Living Well

Discussion in 'Psychology' started by rlb21079, Apr 27, 2003.

  1. A few questions:

    • How much better/worse off is the average U.S. citizen than the average non-U.S. citizen?
    • How does one measure the relative affluency of one person to another?
    • How can one account for the discrepancies in living standards between U.S. citizens and non-U.S. citizens?
  2. DT-waw


  3. I'm not sure how you can account for it, however in dollar for dollar terms (purchasing power parity), I beleive that the average american earns about 50% more than most industrialised nations.

    The Japanese are pretty close to the US as well.

  4. OHLC


    Just giving an example since every area has its specificities...

    An American citizen, salaried, would earn a net before taxes of about 50-75% more than its French counterpart, working in a similar sized city.
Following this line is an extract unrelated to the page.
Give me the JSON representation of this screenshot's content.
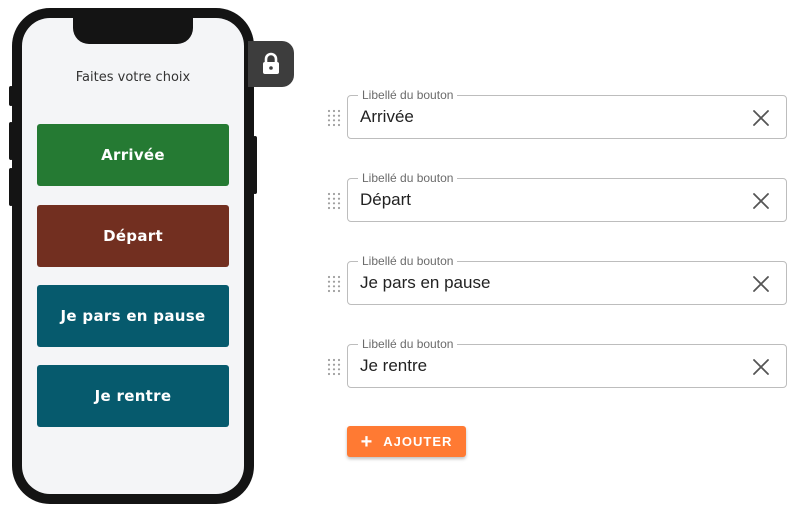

    Now, the French dont have to prepare his retirement himself, since the dues are already paid when the salary is received.
    Same thing for education, which is high level and free.
    The health system is also #1 worldwide and mostly free (ie : free for anything serious, whatever the amount).

    So, it is difficult to compare...
    It is better to be in the US for young people without a family and earning more than average, and for working people with a small family earning a lot more than average.
    For the others, I think France would yield more wealth overall.
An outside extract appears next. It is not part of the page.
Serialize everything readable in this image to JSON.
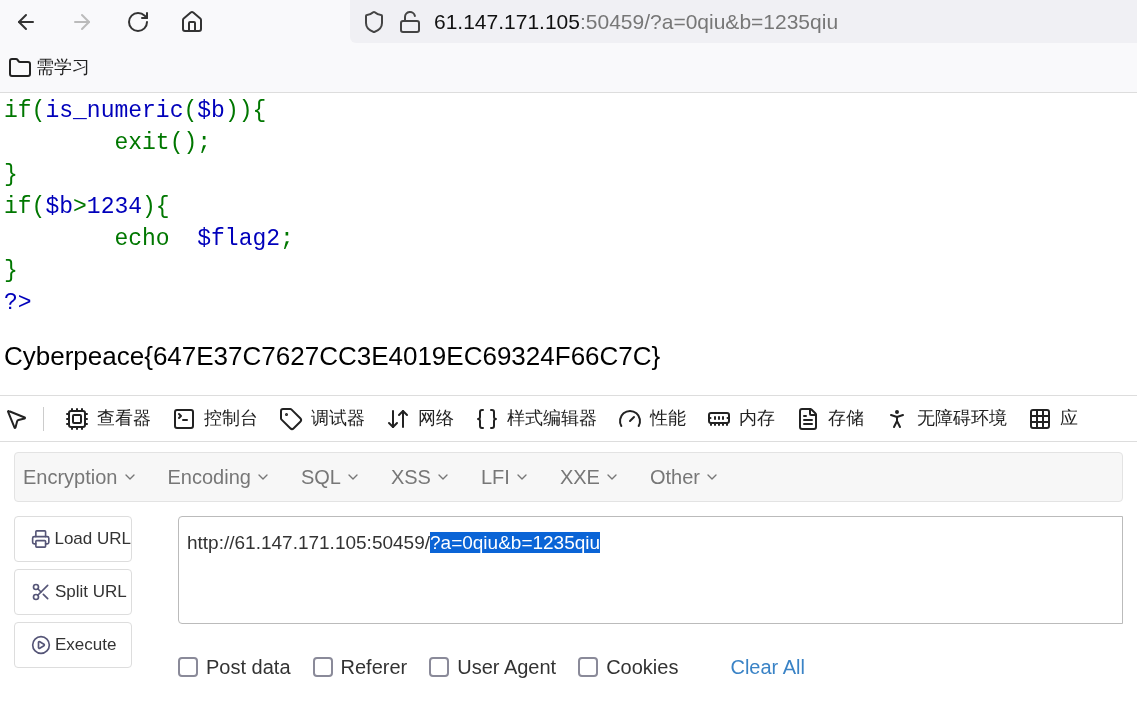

    It is mostly a matter of choices... depending on risk adversity...
    I would be pissed off to have a sizable portion of my net worth taken away for accidental medical bills, for example.

  5. lescor


    Traders have the best of both worlds since they can live anywhere and reap the local cost of living and other benefits (free healthcare, education, etc), yet they can trade US markets and earn an above average US salary in US dollars.

  6. just21


    Just think of all the anti-american bs you would have to put up with if lived in France. It's bad enough being in London so close to the scumbags!
  7. OHLC


    Not that simple, unfortunately...
    Especially for those who trade in LP from Europe, they have no status at all,
    and are subject to us taxes (ECI).

  8. just21, you are clueless. Go to France and make an idea of your own instead of listening to other people's clueless assumptions about the anti americanism in France.
    It's not at all what you, they think or even what the media portrays.
  9. sunnie


    When you say anywhere, are you saying inside or outside of the US? I'm not sure if free healthcare or education is available for US citizens outside of the US...:confused:

    In addition, I'm not aware of free healthcare inside of the US...please correct me if I'm wrong:)
  10. lescor


    I can only speak of my own experience. I live in Canada and trade US markets, so my income is earned in US dollars and is going to be the same whether I lived here or New York.

    My trading is going well and I'm earning an above average wage compared to most Americans. But because I gain an extra 50% on my profits when I convert them to Canadian dollars, and the cost of living here is lower than most American cities, I'm enjoying a much higher standard of living than a US trader earning the same as me would. And yes, we have free healthcare, and a college education for my kids is about 10% of the cost of most American universities.

    If I had a bad year and only scratched out a Mcdonald's wage, I'd still be in business, whereas a trader with the headwind of a high cost of living might have to pack it in. The point I'm making is that where you live can be an edge.
    #10     Apr 27, 2003